Start of Block

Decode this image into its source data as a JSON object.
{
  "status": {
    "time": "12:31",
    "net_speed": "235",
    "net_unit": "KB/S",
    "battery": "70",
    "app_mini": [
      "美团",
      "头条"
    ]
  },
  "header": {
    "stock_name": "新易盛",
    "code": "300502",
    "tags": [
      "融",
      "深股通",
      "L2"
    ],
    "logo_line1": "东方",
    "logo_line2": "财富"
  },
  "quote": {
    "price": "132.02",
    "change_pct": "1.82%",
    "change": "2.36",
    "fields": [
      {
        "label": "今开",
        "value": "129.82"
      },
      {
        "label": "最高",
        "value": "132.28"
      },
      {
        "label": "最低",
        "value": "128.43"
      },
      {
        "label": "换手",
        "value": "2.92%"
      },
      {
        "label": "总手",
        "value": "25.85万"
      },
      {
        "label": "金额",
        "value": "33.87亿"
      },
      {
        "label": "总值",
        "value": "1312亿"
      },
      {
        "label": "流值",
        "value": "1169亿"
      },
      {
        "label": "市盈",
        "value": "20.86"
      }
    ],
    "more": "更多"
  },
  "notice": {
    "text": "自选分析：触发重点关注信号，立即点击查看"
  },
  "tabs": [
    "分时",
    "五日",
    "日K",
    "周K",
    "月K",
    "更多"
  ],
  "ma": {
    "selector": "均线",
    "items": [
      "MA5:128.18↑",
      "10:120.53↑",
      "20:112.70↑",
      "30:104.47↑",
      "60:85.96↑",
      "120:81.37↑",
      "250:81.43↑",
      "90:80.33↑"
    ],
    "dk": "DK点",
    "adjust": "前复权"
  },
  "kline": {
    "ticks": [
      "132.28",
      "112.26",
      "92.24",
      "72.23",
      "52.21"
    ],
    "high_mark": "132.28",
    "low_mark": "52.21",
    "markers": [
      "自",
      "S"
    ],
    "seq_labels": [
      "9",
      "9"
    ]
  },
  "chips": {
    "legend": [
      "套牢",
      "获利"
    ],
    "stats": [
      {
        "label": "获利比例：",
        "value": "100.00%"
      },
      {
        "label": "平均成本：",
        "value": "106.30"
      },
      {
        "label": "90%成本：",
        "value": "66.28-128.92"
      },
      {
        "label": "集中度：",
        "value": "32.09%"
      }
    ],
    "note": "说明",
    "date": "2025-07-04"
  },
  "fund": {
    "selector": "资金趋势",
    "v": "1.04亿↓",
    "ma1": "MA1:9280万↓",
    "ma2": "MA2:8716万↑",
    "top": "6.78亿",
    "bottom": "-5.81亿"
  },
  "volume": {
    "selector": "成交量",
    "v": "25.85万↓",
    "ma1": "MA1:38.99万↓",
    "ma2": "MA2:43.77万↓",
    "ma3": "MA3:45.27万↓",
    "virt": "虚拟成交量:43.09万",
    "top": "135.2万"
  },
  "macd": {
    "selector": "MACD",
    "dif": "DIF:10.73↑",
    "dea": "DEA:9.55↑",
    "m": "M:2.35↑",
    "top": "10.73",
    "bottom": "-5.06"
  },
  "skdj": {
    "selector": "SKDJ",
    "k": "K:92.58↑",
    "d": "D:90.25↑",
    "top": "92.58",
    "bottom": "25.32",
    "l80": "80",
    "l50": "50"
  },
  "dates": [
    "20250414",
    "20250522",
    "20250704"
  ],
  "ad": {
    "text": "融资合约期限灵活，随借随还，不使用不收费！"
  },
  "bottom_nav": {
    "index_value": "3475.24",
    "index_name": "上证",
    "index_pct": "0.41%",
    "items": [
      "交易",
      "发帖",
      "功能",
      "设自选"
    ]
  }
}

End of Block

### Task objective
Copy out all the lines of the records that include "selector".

### Solution below
    "selector": "均线",
    "selector": "资金趋势",
    "selector": "成交量",
    "selector": "MACD",
    "selector": "SKDJ",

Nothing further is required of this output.